### PROBLEM
From the first entry to the last, copy everything exactly except the pictures.

### RECORDS FOR THE EXERCISE
▼
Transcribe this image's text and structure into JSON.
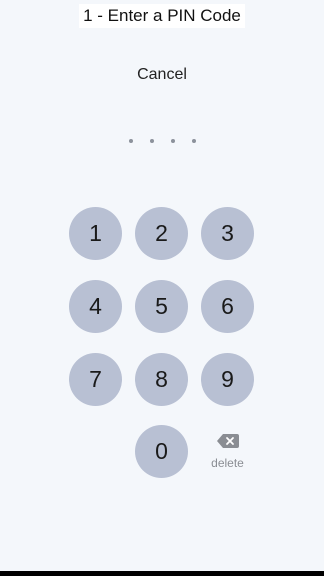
{
  "header": {
    "title": "1 - Enter a PIN Code"
  },
  "actions": {
    "cancel_label": "Cancel"
  },
  "pin": {
    "length": 4,
    "entered": 0
  },
  "keypad": {
    "keys": [
      "1",
      "2",
      "3",
      "4",
      "5",
      "6",
      "7",
      "8",
      "9",
      "0"
    ],
    "delete_label": "delete",
    "delete_icon": "backspace-icon"
  },
  "colors": {
    "background": "#f4f7fb",
    "key_fill": "#b8c0d3",
    "dot": "#8c929c"
  }
}
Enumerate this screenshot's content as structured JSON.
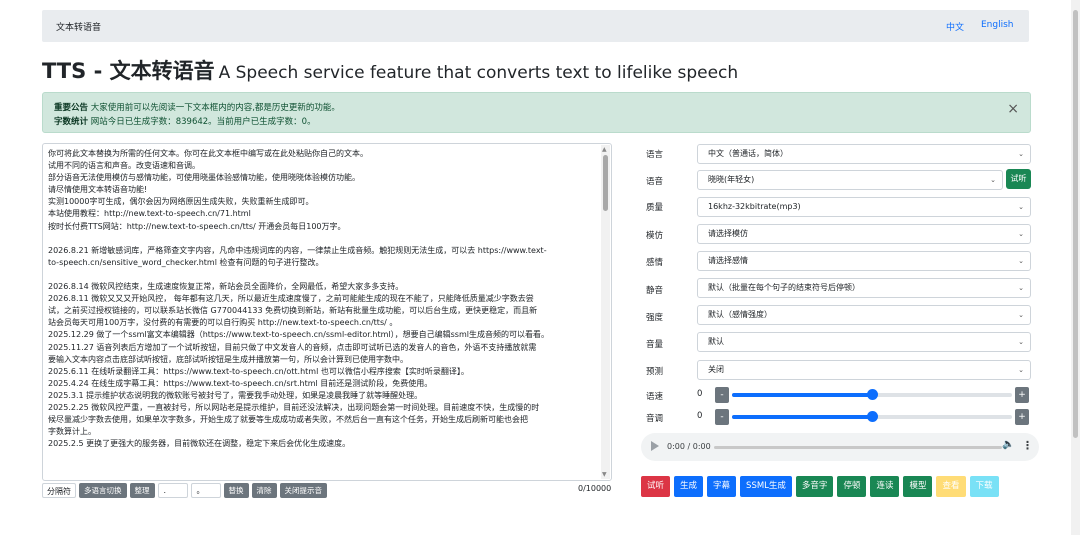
{
  "navbar": {
    "brand": "文本转语音",
    "lang_zh": "中文",
    "lang_en": "English"
  },
  "title": {
    "main": "TTS - 文本转语音",
    "sub": "A Speech service feature that converts text to lifelike speech"
  },
  "alert": {
    "notice_label": "重要公告",
    "notice_text": "大家使用前可以先阅读一下文本框内的内容,都是历史更新的功能。",
    "stats_label": "字数统计",
    "stats_text": "网站今日已生成字数：839642。当前用户已生成字数：0。",
    "close": "×"
  },
  "textarea": {
    "lines": [
      "你可将此文本替换为所需的任何文本。你可在此文本框中编写或在此处粘贴你自己的文本。",
      "试用不同的语言和声音。改变语速和音调。",
      "部分语音无法使用模仿与感情功能，可使用晓墨体验感情功能，使用晓晓体验模仿功能。",
      "请尽情使用文本转语音功能!",
      "实测10000字可生成，偶尔会因为网络原因生成失败，失败重新生成即可。",
      "本站使用教程：http://new.text-to-speech.cn/71.html",
      "按时长付费TTS网站：http://new.text-to-speech.cn/tts/ 开通会员每日100万字。",
      "",
      "2026.8.21 新增敏感词库，严格筛查文字内容，凡命中违规词库的内容，一律禁止生成音频。触犯规则无法生成，可以去 https://www.text-",
      "to-speech.cn/sensitive_word_checker.html 检查有问题的句子进行整改。",
      "",
      "2026.8.14 微软风控结束，生成速度恢复正常，新站会员全面降价，全网最低，希望大家多多支持。",
      "2026.8.11 微软又又又开始风控， 每年都有这几天，所以最近生成速度慢了，之前可能能生成的现在不能了，只能降低质量减少字数去尝",
      "试，之前买过授权链接的，可以联系站长微信 G770044133 免费切换到新站，新站有批量生成功能，可以后台生成，更快更稳定，而且新",
      "站会员每天可用100万字，没付费的有需要的可以自行购买 http://new.text-to-speech.cn/tts/ 。",
      "2025.12.29 做了一个ssml富文本编辑器（https://www.text-to-speech.cn/ssml-editor.html），想要自己编辑ssml生成音频的可以看看。",
      "2025.11.27 语音列表后方增加了一个试听按钮，目前只做了中文发音人的音频，点击即可试听已选的发音人的音色，外语不支持播放就需",
      "要输入文本内容点击底部试听按钮，底部试听按钮是生成并播放第一句，所以会计算到已使用字数中。",
      "2025.6.11 在线听录翻译工具：https://www.text-to-speech.cn/ott.html 也可以微信小程序搜索【实时听录翻译】。",
      "2025.4.24 在线生成字幕工具：https://www.text-to-speech.cn/srt.html 目前还是测试阶段，免费使用。",
      "2025.3.1 提示维护状态说明我的微软账号被封号了，需要我手动处理，如果是凌晨我睡了就等睡醒处理。",
      "2025.2.25 微软风控严重，一直被封号，所以网站老是提示维护，目前还没法解决，出现问题会第一时间处理。目前速度不快，生成慢的时",
      "候尽量减少字数去使用，如果单次字数多，开始生成了就要等生成成功或者失败，不然后台一直有这个任务，开始生成后刷新可能也会把",
      "字数算计上。",
      "2025.2.5 更换了更强大的服务器，目前微软还在调整，稳定下来后会优化生成速度。"
    ]
  },
  "tools": {
    "separator": "分隔符",
    "multi_lang": "多语言切换",
    "organize": "整理",
    "input1": ".",
    "input2": "。",
    "replace": "替换",
    "clear": "清除",
    "close_tip": "关闭提示音"
  },
  "counter": "0/10000",
  "settings": {
    "language": {
      "label": "语言",
      "value": "中文（普通话，简体）"
    },
    "voice": {
      "label": "语音",
      "value": "晓晓(年轻女)",
      "try": "试听"
    },
    "quality": {
      "label": "质量",
      "value": "16khz-32kbitrate(mp3)"
    },
    "imitate": {
      "label": "模仿",
      "value": "请选择模仿"
    },
    "emotion": {
      "label": "感情",
      "value": "请选择感情"
    },
    "silence": {
      "label": "静音",
      "value": "默认（批量在每个句子的结束符号后停顿）"
    },
    "intensity": {
      "label": "强度",
      "value": "默认（感情强度）"
    },
    "volume": {
      "label": "音量",
      "value": "默认"
    },
    "preview": {
      "label": "预测",
      "value": "关闭"
    },
    "rate": {
      "label": "语速",
      "value": "0",
      "level": 0.5
    },
    "pitch": {
      "label": "音调",
      "value": "0",
      "level": 0.5
    }
  },
  "audio": {
    "time": "0:00 / 0:00"
  },
  "actions": [
    "试听",
    "生成",
    "字幕",
    "SSML生成",
    "多音字",
    "停顿",
    "连读",
    "模型",
    "查看",
    "下载"
  ],
  "colors": {
    "accent": "#0d6efd",
    "success": "#198754",
    "danger": "#dc3545",
    "alert_bg": "#d1e7dd"
  }
}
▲
### RESPONSE BOX
Transcribe this image's text and structure into JSON.
{
  "header": {
    "title": "1 - Enter a PIN Code"
  },
  "actions": {
    "cancel_label": "Cancel"
  },
  "pin": {
    "length": 4,
    "entered": 0
  },
  "keypad": {
    "keys": [
      "1",
      "2",
      "3",
      "4",
      "5",
      "6",
      "7",
      "8",
      "9",
      "0"
    ],
    "delete_label": "delete",
    "delete_icon": "backspace-icon"
  },
  "colors": {
    "background": "#f4f7fb",
    "key_fill": "#b8c0d3",
    "dot": "#8c929c"
  }
}
Enumerate this screenshot's content as structured JSON.
{
  "navbar": {
    "brand": "文本转语音",
    "lang_zh": "中文",
    "lang_en": "English"
  },
  "title": {
    "main": "TTS - 文本转语音",
    "sub": "A Speech service feature that converts text to lifelike speech"
  },
  "alert": {
    "notice_label": "重要公告",
    "notice_text": "大家使用前可以先阅读一下文本框内的内容,都是历史更新的功能。",
    "stats_label": "字数统计",
    "stats_text": "网站今日已生成字数：839642。当前用户已生成字数：0。",
    "close": "×"
  },
  "textarea": {
    "lines": [
      "你可将此文本替换为所需的任何文本。你可在此文本框中编写或在此处粘贴你自己的文本。",
      "试用不同的语言和声音。改变语速和音调。",
      "部分语音无法使用模仿与感情功能，可使用晓墨体验感情功能，使用晓晓体验模仿功能。",
      "请尽情使用文本转语音功能!",
      "实测10000字可生成，偶尔会因为网络原因生成失败，失败重新生成即可。",
      "本站使用教程：http://new.text-to-speech.cn/71.html",
      "按时长付费TTS网站：http://new.text-to-speech.cn/tts/ 开通会员每日100万字。",
      "",
      "2026.8.21 新增敏感词库，严格筛查文字内容，凡命中违规词库的内容，一律禁止生成音频。触犯规则无法生成，可以去 https://www.text-",
      "to-speech.cn/sensitive_word_checker.html 检查有问题的句子进行整改。",
      "",
      "2026.8.14 微软风控结束，生成速度恢复正常，新站会员全面降价，全网最低，希望大家多多支持。",
      "2026.8.11 微软又又又开始风控， 每年都有这几天，所以最近生成速度慢了，之前可能能生成的现在不能了，只能降低质量减少字数去尝",
      "试，之前买过授权链接的，可以联系站长微信 G770044133 免费切换到新站，新站有批量生成功能，可以后台生成，更快更稳定，而且新",
      "站会员每天可用100万字，没付费的有需要的可以自行购买 http://new.text-to-speech.cn/tts/ 。",
      "2025.12.29 做了一个ssml富文本编辑器（https://www.text-to-speech.cn/ssml-editor.html），想要自己编辑ssml生成音频的可以看看。",
      "2025.11.27 语音列表后方增加了一个试听按钮，目前只做了中文发音人的音频，点击即可试听已选的发音人的音色，外语不支持播放就需",
      "要输入文本内容点击底部试听按钮，底部试听按钮是生成并播放第一句，所以会计算到已使用字数中。",
      "2025.6.11 在线听录翻译工具：https://www.text-to-speech.cn/ott.html 也可以微信小程序搜索【实时听录翻译】。",
      "2025.4.24 在线生成字幕工具：https://www.text-to-speech.cn/srt.html 目前还是测试阶段，免费使用。",
      "2025.3.1 提示维护状态说明我的微软账号被封号了，需要我手动处理，如果是凌晨我睡了就等睡醒处理。",
      "2025.2.25 微软风控严重，一直被封号，所以网站老是提示维护，目前还没法解决，出现问题会第一时间处理。目前速度不快，生成慢的时",
      "候尽量减少字数去使用，如果单次字数多，开始生成了就要等生成成功或者失败，不然后台一直有这个任务，开始生成后刷新可能也会把",
      "字数算计上。",
      "2025.2.5 更换了更强大的服务器，目前微软还在调整，稳定下来后会优化生成速度。"
    ]
  },
  "tools": {
    "separator": "分隔符",
    "multi_lang": "多语言切换",
    "organize": "整理",
    "input1": ".",
    "input2": "。",
    "replace": "替换",
    "clear": "清除",
    "close_tip": "关闭提示音"
  },
  "counter": "0/10000",
  "settings": {
    "language": {
      "label": "语言",
      "value": "中文（普通话，简体）"
    },
    "voice": {
      "label": "语音",
      "value": "晓晓(年轻女)",
      "try": "试听"
    },
    "quality": {
      "label": "质量",
      "value": "16khz-32kbitrate(mp3)"
    },
    "imitate": {
      "label": "模仿",
      "value": "请选择模仿"
    },
    "emotion": {
      "label": "感情",
      "value": "请选择感情"
    },
    "silence": {
      "label": "静音",
      "value": "默认（批量在每个句子的结束符号后停顿）"
    },
    "intensity": {
      "label": "强度",
      "value": "默认（感情强度）"
    },
    "volume": {
      "label": "音量",
      "value": "默认"
    },
    "preview": {
      "label": "预测",
      "value": "关闭"
    },
    "rate": {
      "label": "语速",
      "value": "0",
      "level": 0.5
    },
    "pitch": {
      "label": "音调",
      "value": "0",
      "level": 0.5
    }
  },
  "audio": {
    "time": "0:00 / 0:00"
  },
  "actions": [
    "试听",
    "生成",
    "字幕",
    "SSML生成",
    "多音字",
    "停顿",
    "连读",
    "模型",
    "查看",
    "下载"
  ],
  "colors": {
    "accent": "#0d6efd",
    "success": "#198754",
    "danger": "#dc3545",
    "alert_bg": "#d1e7dd"
  }
}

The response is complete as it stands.